**EXERCISE:** Wherever the word "Cinque" appears in a line of the data, that line should be copied.

--- RECORDS PROVIDED ---

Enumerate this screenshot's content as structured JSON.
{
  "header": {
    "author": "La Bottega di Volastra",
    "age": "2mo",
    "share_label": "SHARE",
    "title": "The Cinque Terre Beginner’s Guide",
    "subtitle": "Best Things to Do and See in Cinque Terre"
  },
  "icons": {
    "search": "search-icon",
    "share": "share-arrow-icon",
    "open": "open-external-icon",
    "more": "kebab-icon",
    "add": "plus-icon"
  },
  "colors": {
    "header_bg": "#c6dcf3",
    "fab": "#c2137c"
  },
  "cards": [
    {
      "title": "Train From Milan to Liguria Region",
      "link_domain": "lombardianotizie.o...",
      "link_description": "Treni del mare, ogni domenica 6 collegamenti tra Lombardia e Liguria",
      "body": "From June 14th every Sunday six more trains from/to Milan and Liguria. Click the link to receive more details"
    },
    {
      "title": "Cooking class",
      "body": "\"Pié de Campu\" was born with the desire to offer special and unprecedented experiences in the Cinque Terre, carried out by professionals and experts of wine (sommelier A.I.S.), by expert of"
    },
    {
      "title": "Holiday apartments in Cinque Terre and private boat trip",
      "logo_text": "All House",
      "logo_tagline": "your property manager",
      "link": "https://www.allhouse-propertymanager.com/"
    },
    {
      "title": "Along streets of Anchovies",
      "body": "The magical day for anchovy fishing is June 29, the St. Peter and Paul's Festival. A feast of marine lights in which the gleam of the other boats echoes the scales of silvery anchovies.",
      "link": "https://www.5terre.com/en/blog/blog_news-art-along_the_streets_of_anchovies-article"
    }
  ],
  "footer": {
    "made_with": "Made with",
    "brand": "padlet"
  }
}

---

**OUTPUT FOR THIS EXERCISE:**
    "title": "The Cinque Terre Beginner’s Guide",
    "subtitle": "Best Things to Do and See in Cinque Terre"
      "body": "\"Pié de Campu\" was born with the desire to offer special and unprecedented experiences in the Cinque Terre, carried out by professionals and experts of wine (sommelier A.I.S.), by expert of"
      "title": "Holiday apartments in Cinque Terre and private boat trip",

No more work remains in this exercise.